It all depends what you want. Sydney is the obvious choice, sure, but Perth might be a better choice if you’re jobseeking.
It’s easy to understand the appeal of Australia for expatriates. There’s the 21, 000 miles of coastlines, sub-tropical rainforests, and the Great Barrier Reef; there’s actual sunshine, to say nothing of Christmas barbecues on the beach. And of course there’s Australia’s history as a British outpost. There’s also a huge country -the sixth largest in the world – with a population of just 22 million, meaning the great outdoors – and in Australia it really is great, in both senses of the word – is on tap. Extractive industries let the Australian economy survive the global economic meltdown almost unscathed.
It’s not that easy to get into Australia – see the Australian Visa Process page for more detail on that – but once you’re in, where should you go?
Sydney is the New York of Australia – a thriving financial hub and home to fully one third of the country’s financial jobs. It’s beautiful, it’s vibrant, and it’s home to a thriving arts and culture scene that features fine galleries and museums, theatre that ranges from tiny experimental outfits to the great and the good, a wide range of top quality restaurants and a lively cafe culture. There’s a festival coming up almost all year, and when you throw in good public transport and great healthcare, plus the picturesque suburbs surrounding the city proper, you can easily see why so many people want to live in Sydney.
And there’s the rub: so many people want to live in Sydney that prices there are very high. You’ll be looking at AU$1m for a 3-bed house – median house price runs AU$600, 000 – or apartments priced at AU$9, 650 a square metre in the city centre, falling to around AU$6, 500 in the suburbs. If there’s a single factor that holds most people off from moving to Sydney, it’s that.
Perth is a very different city. Roughly a thousand dollars per square metre cheaper to buy property in, it’s slightly more expensive for utilities – about AU$50 a month – due in part to being the most physically isolated large city on earth, a 29-hour, 2, 700km drive from nearest neighbour Adelaide.
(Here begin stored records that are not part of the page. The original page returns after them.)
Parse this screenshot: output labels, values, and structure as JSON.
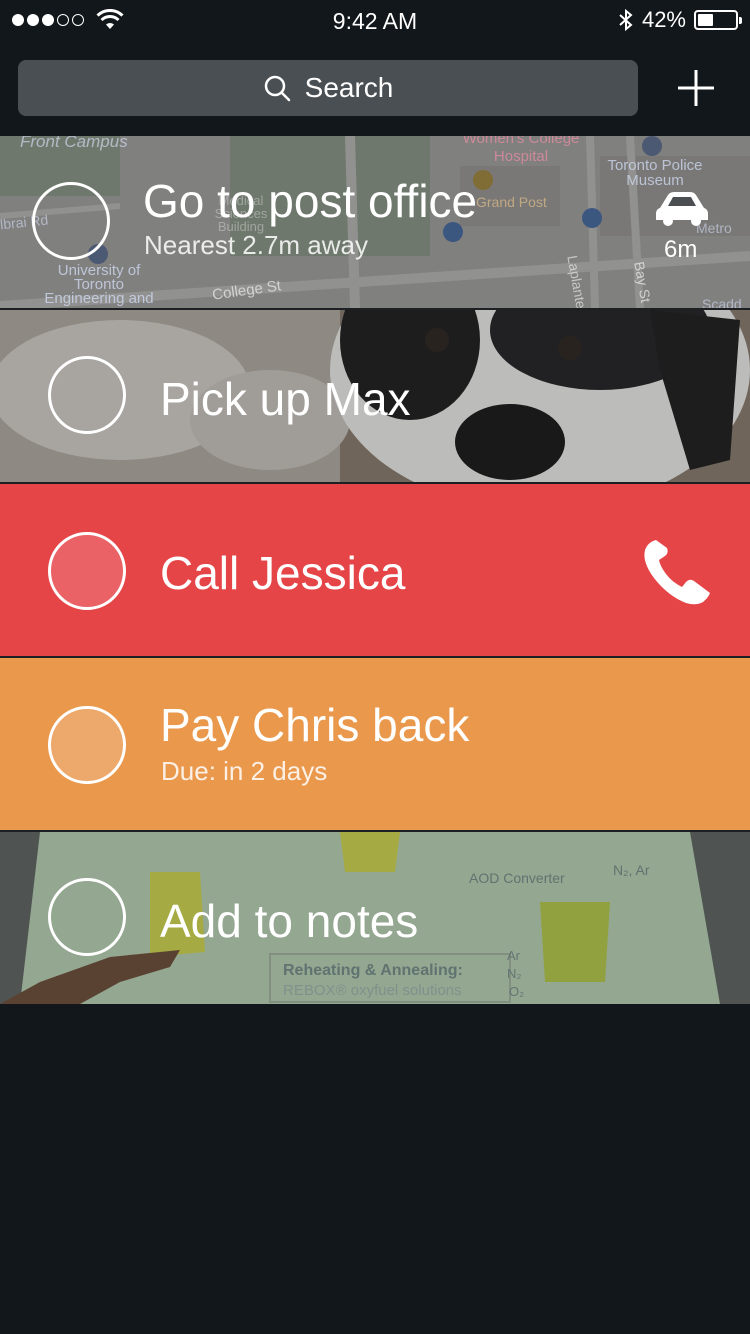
{
  "status": {
    "time": "9:42 AM",
    "battery": "42%",
    "battery_level": 0.42
  },
  "search": {
    "placeholder": "Search"
  },
  "tasks": [
    {
      "title": "Go to post office",
      "subtitle": "Nearest 2.7m away",
      "travel_time": "6m",
      "icon": "car-icon",
      "map_labels": [
        "Front Campus",
        "Women's College Hospital",
        "Toronto Police Museum",
        "University of Toronto Engineering and",
        "College St",
        "Laplante",
        "Bay St",
        "Metro",
        "Scadd",
        "lbrai Rd",
        "Medical Sciences Building",
        "Grand Post"
      ]
    },
    {
      "title": "Pick up Max"
    },
    {
      "title": "Call Jessica",
      "icon": "phone-icon",
      "color": "#e64548"
    },
    {
      "title": "Pay Chris back",
      "subtitle": "Due: in 2 days",
      "color": "#ea984c"
    },
    {
      "title": "Add to notes",
      "whiteboard_labels": [
        "AOD Converter",
        "N₂, Ar",
        "Reheating & Annealing:",
        "REBOX® oxyfuel solutions",
        "Ar",
        "N₂",
        "O₂"
      ]
    }
  ]
}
If Sydney is the New York of Australia, Perth is the country’s San Francisco, a relaxed set-up featuring a cosmopolitan city scene with a laid-back coastal feel. (Incidentally, Perth beat San Francisco in the last Mercer Quality of Living Survey!)
One way perth falls short of Sydney is in the availability of school places for international students, and you can be facing expensive education fees – on top of Perth’s high cost of living.
So what if you don’t want to live in Sydney or Perth?
Maybe Hobart or Adelaide would be for you.
The big difference between Australian cities in terms of cost of living is house prices; apart from that there’s not more than 15% variation in the price of most commodities and services city to city.
Hobart offers homes costing an average AU$350, 000 – about 40% less than Sydney. Canberra will cost a similar amount to Sydney.
There’s more to Hobart than lower house prices, though. Tasmania’s capital city features historic sites and the gorgeous Mount Wellington Lookout, and with a population of 217, 000 it’s big enough to support a thriving cultural scene too. You’ll need to fly across to the rest of Australia, and the climate won’t be the warmest – it’s Australia’s southernmost city, after all.